**What this task involves**
Retype each record below word for word. Leave the pictures out.

(Component data from apps and pages)
···
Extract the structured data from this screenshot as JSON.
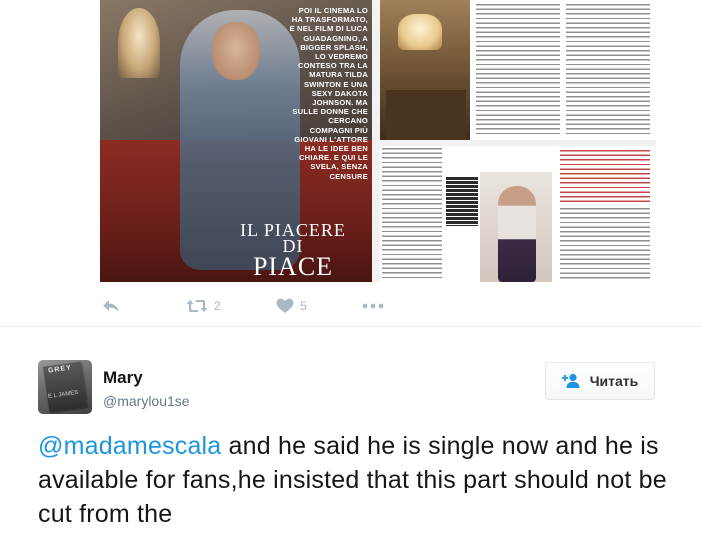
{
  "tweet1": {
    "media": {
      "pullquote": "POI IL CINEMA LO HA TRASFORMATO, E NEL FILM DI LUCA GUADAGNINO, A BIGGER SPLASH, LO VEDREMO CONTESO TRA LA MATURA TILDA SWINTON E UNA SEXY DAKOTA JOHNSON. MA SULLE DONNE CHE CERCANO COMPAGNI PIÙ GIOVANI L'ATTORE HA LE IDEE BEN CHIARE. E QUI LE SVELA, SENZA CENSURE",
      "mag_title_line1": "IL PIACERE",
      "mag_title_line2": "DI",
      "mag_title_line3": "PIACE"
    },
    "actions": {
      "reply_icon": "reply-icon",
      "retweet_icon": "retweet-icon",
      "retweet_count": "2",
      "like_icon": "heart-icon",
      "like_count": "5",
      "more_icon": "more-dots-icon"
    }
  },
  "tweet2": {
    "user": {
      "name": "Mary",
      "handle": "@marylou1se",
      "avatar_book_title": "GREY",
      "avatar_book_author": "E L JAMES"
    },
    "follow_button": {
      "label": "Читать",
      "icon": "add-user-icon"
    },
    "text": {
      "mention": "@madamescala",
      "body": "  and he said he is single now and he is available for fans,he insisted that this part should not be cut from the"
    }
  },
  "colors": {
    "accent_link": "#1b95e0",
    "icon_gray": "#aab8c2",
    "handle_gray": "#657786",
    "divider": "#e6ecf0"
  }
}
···
**Answer**
Extract the structured data from this screenshot as JSON.
{
  "tweet1": {
    "media": {
      "pullquote": "POI IL CINEMA LO HA TRASFORMATO, E NEL FILM DI LUCA GUADAGNINO, A BIGGER SPLASH, LO VEDREMO CONTESO TRA LA MATURA TILDA SWINTON E UNA SEXY DAKOTA JOHNSON. MA SULLE DONNE CHE CERCANO COMPAGNI PIÙ GIOVANI L'ATTORE HA LE IDEE BEN CHIARE. E QUI LE SVELA, SENZA CENSURE",
      "mag_title_line1": "IL PIACERE",
      "mag_title_line2": "DI",
      "mag_title_line3": "PIACE"
    },
    "actions": {
      "reply_icon": "reply-icon",
      "retweet_icon": "retweet-icon",
      "retweet_count": "2",
      "like_icon": "heart-icon",
      "like_count": "5",
      "more_icon": "more-dots-icon"
    }
  },
  "tweet2": {
    "user": {
      "name": "Mary",
      "handle": "@marylou1se",
      "avatar_book_title": "GREY",
      "avatar_book_author": "E L JAMES"
    },
    "follow_button": {
      "label": "Читать",
      "icon": "add-user-icon"
    },
    "text": {
      "mention": "@madamescala",
      "body": "  and he said he is single now and he is available for fans,he insisted that this part should not be cut from the"
    }
  },
  "colors": {
    "accent_link": "#1b95e0",
    "icon_gray": "#aab8c2",
    "handle_gray": "#657786",
    "divider": "#e6ecf0"
  }
}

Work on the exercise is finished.